Oil has continually found itself being bought on dips over the last few months and that is due to the following reasons.
The most often cited reason is that Chinese demand for oil is set to gain rapidly this year as it shakes off it’s strict Covid Zero restrictions. According to the Energy Information Administration China’s daily demand for oil will reach 15M b/d. This will see a return to China’s expanding need for oil after its fall lower in 2022. See below
The return to air travel from China is expected to be one of the major driver’s of demand over the coming weeks.
According to Bloomberg there is also a return to greater demand from India and other countries. In the EIA’s February report they expect world consumption of oil to rise to 101.9 million b/d.
See here for the dip in OPEC’s supply over the recent period:
However, the risks to this upside outlook is that the global economy slows down and higher interest rates reduce demand. Also, if US shale producers can take up some of the supply slack. However, CEO Chevron Mike Wirth told Bloomberg Television in March that US shale production is unlikely to quickly fill that gap. Bloomberg report that research firm Enverus expect shale growth to be around 560K barrels a day for the US. So, in total that makes US shale production around 1.3 million bpd which is well below the 13million+ before Covid.

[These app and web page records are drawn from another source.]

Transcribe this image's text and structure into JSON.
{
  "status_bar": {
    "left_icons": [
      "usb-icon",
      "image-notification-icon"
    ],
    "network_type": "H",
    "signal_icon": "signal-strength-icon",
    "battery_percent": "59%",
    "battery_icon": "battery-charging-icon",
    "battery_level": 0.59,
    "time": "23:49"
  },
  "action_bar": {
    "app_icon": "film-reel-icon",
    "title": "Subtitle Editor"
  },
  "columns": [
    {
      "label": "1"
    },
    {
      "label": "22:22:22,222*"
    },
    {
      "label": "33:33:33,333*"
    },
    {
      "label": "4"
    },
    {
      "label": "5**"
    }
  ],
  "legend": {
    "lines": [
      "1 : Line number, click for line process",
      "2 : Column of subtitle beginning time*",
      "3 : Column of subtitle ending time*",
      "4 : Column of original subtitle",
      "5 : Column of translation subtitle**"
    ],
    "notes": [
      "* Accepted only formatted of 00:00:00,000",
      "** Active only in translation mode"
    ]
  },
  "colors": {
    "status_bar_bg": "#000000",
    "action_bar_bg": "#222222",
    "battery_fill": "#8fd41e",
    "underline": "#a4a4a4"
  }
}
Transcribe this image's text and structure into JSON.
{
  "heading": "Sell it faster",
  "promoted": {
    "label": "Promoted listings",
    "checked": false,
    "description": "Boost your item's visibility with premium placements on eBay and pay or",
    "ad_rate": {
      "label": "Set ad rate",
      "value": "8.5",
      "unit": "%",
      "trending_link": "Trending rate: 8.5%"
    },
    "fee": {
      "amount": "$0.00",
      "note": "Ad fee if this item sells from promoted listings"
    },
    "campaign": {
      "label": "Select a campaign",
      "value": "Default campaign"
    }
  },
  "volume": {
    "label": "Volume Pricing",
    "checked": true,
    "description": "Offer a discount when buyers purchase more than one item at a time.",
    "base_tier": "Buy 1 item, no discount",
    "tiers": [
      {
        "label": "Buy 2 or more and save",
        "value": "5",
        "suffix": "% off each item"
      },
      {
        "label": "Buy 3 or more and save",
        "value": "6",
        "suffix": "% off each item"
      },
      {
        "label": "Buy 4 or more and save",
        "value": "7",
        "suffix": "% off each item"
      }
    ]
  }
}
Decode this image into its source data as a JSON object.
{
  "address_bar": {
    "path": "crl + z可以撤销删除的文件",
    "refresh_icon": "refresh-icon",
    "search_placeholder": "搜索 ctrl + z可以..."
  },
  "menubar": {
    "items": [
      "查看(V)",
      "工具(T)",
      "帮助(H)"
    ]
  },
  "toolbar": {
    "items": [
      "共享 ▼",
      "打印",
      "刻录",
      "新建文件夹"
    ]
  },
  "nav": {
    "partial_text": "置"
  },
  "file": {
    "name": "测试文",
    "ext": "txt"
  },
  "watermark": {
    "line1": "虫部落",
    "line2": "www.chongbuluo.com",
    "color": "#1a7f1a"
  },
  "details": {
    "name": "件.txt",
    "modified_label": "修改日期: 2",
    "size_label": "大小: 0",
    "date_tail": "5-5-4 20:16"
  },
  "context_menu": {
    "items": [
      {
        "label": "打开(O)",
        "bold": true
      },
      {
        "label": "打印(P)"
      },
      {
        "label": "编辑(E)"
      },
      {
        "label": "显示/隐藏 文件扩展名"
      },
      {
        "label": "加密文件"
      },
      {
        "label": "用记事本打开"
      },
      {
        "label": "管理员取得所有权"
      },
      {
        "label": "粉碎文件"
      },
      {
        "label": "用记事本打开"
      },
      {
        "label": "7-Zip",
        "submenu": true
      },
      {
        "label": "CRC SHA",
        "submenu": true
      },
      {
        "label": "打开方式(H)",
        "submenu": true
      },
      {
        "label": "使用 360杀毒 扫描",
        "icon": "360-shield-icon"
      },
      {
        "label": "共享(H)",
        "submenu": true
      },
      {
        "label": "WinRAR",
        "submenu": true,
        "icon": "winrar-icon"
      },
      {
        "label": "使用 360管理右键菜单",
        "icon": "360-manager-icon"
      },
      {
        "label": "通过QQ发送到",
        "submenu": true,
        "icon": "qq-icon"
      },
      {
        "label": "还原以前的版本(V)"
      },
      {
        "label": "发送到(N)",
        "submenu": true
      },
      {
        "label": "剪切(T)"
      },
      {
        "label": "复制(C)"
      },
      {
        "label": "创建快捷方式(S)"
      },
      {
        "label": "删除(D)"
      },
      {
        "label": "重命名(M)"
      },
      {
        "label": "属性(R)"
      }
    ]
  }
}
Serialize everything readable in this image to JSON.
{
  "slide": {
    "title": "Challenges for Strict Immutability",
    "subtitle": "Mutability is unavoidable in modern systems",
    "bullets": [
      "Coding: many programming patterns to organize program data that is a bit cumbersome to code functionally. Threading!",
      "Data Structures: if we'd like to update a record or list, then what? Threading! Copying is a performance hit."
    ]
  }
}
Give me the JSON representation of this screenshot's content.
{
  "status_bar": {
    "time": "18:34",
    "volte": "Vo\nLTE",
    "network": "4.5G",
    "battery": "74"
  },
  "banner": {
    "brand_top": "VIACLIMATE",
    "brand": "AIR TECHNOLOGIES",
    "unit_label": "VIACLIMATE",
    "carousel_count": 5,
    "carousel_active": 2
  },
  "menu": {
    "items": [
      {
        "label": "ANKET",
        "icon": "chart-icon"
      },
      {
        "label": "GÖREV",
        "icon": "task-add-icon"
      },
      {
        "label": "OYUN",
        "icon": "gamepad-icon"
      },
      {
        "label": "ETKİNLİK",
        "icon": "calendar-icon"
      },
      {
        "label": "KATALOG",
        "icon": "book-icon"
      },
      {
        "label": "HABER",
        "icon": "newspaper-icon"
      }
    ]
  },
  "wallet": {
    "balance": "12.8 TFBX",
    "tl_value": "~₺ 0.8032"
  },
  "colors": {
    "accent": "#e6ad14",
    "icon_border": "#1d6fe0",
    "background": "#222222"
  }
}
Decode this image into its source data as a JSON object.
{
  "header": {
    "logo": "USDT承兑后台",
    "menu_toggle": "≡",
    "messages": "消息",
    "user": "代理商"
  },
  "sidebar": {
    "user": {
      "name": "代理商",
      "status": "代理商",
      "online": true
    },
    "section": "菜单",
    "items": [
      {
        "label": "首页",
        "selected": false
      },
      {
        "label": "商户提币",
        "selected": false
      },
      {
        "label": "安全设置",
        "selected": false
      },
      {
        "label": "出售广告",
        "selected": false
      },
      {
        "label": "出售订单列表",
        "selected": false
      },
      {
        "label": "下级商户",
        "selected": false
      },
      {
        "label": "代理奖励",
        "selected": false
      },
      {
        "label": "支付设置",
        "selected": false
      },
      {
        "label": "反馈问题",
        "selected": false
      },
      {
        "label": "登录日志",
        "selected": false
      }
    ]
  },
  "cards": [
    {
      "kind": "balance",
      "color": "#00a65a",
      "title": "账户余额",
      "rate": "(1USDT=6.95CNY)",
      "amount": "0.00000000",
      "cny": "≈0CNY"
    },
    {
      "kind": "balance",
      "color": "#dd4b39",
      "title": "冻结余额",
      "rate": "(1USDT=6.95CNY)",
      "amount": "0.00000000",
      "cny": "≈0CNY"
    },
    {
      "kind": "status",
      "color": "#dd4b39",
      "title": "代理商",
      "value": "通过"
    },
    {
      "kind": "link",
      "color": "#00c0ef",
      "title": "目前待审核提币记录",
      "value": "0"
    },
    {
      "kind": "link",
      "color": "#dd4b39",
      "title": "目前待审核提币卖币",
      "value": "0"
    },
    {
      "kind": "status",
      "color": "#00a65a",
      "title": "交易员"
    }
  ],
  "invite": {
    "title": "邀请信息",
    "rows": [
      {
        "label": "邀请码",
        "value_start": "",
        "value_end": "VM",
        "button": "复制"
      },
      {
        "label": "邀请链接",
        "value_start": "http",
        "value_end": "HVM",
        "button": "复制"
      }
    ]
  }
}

On the monthly chart oil has put in a number of strong monthly candles showing price rejection of the $70 region for US crude. There is also a false break of a harami inside bar on the monthly and a strong hammer reversal bar from December 2022. Technically the return to a $90 target looks exceptionally strong.